Among the records that follow, find each line holding the word "duration" and copy it.

(Source data)

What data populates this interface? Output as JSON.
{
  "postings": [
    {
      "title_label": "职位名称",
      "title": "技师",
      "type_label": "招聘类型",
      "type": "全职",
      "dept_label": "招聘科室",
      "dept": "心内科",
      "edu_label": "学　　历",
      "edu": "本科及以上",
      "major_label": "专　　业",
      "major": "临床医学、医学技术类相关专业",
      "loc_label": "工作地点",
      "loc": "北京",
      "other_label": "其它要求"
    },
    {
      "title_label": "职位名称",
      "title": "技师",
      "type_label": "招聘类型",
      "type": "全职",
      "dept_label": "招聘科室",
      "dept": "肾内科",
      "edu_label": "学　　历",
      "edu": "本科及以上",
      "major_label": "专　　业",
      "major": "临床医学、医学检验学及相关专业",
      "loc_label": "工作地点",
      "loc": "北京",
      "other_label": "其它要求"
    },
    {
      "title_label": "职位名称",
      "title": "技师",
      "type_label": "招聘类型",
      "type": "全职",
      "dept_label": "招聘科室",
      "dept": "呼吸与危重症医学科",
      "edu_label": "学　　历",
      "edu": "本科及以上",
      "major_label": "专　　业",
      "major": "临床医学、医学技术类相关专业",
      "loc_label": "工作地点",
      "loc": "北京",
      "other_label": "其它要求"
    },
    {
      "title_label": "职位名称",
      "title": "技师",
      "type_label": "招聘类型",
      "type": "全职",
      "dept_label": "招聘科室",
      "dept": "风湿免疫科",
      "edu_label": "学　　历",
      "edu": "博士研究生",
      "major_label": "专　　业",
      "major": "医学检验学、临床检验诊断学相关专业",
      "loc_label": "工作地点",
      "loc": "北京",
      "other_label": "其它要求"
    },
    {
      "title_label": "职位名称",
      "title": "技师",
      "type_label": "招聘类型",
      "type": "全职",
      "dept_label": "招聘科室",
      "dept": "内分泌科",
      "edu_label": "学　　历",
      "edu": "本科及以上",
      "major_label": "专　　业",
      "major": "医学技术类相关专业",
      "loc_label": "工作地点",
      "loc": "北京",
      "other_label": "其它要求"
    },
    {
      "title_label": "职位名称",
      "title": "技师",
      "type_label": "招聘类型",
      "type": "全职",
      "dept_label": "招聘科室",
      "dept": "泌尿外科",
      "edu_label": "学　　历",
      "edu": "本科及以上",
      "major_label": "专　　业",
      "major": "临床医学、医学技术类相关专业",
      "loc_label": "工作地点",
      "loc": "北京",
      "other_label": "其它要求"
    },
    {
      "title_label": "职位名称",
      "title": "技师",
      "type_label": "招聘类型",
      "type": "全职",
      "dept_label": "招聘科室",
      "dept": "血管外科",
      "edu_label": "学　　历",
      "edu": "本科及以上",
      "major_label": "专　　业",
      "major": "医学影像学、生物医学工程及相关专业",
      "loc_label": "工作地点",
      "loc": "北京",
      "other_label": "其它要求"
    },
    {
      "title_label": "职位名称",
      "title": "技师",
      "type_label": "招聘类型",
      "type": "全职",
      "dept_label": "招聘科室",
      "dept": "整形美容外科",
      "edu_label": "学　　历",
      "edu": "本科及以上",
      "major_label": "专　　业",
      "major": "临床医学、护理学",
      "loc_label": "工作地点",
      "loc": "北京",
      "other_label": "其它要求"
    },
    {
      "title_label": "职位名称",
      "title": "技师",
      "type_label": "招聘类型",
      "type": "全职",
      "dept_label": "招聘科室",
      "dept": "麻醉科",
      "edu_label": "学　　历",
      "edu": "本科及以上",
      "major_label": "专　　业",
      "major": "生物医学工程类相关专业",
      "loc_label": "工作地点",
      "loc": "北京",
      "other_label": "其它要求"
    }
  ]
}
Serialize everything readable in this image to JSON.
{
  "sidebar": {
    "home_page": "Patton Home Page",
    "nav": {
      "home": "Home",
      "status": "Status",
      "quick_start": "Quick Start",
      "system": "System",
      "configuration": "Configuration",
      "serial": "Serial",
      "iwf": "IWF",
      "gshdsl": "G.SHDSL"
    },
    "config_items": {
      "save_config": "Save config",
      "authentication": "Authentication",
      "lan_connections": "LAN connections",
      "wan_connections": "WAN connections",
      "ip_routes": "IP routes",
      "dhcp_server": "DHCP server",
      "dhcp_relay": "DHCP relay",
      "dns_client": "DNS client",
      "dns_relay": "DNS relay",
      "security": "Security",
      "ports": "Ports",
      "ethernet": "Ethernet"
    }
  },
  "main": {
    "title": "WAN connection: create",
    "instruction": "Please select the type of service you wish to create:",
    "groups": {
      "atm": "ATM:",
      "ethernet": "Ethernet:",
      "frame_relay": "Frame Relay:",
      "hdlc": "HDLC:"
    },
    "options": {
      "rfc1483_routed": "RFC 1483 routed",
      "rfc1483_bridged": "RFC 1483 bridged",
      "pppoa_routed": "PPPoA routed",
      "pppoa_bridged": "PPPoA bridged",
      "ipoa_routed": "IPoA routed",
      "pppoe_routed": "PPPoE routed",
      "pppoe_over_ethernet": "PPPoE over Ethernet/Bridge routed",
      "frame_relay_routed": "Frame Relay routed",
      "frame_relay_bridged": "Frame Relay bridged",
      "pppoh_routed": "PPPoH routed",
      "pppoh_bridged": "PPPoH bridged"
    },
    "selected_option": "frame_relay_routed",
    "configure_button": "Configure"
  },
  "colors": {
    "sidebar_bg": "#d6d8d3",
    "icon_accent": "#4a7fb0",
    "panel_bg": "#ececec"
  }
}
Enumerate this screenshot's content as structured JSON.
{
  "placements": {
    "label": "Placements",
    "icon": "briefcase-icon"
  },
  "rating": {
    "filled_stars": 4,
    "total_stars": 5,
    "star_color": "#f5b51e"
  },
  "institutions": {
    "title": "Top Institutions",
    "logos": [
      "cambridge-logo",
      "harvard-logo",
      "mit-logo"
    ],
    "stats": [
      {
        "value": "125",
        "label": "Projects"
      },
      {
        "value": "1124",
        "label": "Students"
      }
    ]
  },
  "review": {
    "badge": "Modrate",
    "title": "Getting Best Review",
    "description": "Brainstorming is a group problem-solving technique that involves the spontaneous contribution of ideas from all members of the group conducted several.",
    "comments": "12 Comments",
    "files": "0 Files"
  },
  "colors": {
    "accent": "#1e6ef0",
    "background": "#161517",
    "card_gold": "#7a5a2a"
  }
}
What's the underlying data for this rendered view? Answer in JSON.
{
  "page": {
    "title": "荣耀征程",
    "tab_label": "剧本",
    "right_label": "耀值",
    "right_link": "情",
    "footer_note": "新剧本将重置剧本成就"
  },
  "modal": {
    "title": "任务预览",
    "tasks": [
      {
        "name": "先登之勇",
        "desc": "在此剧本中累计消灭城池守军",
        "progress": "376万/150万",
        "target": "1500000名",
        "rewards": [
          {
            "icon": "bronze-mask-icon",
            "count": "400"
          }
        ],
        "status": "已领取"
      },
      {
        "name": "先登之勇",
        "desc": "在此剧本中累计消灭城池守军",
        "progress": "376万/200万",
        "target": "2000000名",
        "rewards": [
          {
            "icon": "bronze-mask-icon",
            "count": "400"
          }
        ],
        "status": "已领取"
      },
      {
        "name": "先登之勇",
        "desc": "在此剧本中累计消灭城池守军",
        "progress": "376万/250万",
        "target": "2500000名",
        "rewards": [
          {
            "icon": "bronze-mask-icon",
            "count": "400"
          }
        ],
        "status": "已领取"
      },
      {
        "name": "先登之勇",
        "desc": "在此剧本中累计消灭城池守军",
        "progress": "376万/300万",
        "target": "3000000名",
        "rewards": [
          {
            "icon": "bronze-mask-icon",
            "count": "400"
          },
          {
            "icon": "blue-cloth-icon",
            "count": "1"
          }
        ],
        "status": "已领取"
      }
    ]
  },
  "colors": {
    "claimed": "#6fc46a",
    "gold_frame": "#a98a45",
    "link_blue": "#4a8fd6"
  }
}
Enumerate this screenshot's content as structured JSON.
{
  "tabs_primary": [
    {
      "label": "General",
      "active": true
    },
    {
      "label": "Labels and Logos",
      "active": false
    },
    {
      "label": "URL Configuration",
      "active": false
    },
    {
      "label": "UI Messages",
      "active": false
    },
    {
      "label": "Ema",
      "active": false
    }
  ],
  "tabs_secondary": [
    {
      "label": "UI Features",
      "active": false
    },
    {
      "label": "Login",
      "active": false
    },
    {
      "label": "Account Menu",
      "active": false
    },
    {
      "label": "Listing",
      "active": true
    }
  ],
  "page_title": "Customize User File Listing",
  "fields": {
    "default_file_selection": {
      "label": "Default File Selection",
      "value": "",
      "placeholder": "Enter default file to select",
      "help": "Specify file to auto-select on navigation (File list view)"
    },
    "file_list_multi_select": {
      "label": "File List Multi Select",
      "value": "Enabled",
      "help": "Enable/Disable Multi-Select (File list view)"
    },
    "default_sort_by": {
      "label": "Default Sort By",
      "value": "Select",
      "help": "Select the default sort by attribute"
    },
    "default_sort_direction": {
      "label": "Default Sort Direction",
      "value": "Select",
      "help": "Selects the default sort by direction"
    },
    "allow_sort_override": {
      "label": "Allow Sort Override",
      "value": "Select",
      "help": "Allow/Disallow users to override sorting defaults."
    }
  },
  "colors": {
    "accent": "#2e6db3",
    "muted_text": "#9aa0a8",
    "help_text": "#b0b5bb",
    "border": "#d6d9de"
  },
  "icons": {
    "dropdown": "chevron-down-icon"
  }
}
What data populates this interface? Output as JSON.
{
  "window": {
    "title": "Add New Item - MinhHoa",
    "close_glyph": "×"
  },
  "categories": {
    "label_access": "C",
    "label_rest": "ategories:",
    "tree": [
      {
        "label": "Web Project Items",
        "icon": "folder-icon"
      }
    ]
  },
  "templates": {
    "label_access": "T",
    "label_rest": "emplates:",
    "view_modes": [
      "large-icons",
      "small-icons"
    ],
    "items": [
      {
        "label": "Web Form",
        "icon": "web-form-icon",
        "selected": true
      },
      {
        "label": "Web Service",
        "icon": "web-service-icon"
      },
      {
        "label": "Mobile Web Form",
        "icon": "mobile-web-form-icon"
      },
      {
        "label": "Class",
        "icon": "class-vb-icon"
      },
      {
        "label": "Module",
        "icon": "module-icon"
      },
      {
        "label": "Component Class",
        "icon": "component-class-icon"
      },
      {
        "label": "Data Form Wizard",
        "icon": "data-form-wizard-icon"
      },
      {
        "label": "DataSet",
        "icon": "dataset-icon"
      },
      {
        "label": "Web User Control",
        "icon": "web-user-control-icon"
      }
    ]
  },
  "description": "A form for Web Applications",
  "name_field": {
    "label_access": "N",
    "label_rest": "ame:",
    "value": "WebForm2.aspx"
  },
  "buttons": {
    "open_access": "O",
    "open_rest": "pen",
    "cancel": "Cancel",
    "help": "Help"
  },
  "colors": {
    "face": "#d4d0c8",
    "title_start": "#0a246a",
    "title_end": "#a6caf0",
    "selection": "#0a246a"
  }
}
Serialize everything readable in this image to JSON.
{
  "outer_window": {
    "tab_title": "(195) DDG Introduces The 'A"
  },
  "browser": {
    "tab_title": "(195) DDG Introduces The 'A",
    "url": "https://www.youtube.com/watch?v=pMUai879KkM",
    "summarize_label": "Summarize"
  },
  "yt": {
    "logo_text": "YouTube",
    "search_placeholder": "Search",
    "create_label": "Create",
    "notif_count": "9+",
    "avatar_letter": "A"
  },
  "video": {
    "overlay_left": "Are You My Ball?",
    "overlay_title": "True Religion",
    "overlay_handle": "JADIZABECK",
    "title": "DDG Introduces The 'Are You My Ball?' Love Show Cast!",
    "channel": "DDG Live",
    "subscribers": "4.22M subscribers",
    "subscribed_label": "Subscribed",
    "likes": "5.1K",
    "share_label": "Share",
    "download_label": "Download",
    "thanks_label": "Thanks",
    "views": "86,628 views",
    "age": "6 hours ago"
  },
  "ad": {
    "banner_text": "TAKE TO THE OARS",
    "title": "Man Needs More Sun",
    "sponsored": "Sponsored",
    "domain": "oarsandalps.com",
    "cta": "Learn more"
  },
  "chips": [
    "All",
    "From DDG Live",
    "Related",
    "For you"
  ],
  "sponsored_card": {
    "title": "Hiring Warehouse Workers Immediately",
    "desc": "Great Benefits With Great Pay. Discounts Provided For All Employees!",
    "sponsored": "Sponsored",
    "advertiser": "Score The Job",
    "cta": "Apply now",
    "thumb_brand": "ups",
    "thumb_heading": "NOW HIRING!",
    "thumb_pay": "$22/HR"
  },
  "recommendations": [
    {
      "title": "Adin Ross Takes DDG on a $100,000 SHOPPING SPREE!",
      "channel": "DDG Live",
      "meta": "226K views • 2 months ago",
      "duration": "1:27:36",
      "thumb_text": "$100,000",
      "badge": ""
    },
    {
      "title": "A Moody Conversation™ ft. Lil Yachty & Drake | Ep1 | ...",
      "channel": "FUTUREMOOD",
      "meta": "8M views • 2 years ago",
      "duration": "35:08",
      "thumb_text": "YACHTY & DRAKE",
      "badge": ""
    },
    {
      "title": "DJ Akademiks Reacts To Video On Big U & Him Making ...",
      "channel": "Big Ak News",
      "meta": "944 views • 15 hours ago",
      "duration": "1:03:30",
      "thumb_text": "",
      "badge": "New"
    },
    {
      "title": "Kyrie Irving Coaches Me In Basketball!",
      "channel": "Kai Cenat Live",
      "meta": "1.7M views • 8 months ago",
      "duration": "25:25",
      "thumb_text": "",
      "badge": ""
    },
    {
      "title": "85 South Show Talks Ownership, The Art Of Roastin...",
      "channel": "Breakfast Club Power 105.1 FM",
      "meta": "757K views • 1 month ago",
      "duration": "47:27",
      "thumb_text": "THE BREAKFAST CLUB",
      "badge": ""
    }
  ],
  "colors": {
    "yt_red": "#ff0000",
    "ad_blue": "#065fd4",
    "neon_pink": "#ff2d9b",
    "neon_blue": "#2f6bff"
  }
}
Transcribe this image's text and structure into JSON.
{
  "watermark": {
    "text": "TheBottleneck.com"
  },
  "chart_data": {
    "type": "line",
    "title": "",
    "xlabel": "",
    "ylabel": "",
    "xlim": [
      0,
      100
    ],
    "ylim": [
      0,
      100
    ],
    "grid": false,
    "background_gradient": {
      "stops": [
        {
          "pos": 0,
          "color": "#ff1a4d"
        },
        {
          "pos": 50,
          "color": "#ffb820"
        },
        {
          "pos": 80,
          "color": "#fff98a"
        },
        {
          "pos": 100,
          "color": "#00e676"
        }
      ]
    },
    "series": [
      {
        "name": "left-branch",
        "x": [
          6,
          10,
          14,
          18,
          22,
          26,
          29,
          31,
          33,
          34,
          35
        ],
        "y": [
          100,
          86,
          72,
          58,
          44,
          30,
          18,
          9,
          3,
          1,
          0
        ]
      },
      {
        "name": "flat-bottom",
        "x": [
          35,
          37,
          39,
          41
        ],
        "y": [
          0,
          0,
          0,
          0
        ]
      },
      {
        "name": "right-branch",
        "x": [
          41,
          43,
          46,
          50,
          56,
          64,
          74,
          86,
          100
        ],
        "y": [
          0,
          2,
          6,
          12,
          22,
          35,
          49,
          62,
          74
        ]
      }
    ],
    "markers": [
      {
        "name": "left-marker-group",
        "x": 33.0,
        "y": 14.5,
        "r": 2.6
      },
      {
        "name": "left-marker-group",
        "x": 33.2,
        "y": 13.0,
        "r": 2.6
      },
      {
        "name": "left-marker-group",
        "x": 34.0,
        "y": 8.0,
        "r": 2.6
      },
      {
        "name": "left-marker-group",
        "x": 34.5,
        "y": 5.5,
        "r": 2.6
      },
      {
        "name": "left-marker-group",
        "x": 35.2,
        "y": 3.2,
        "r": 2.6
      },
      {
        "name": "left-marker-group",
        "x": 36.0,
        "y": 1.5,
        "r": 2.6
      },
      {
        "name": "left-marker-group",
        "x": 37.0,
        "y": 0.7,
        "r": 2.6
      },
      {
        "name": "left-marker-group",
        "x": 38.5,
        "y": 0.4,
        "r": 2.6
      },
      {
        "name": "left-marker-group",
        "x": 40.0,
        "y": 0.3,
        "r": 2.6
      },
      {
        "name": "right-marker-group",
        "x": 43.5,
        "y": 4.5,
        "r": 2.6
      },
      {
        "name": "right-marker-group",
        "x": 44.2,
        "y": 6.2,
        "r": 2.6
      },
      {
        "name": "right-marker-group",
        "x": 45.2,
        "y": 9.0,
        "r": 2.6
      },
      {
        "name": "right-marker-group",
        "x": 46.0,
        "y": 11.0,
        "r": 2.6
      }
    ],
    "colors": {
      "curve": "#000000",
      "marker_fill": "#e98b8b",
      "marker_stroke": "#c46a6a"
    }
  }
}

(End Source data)

Solution for this task =
      "duration": "1:27:36",
      "duration": "35:08",
      "duration": "1:03:30",
      "duration": "25:25",
      "duration": "47:27",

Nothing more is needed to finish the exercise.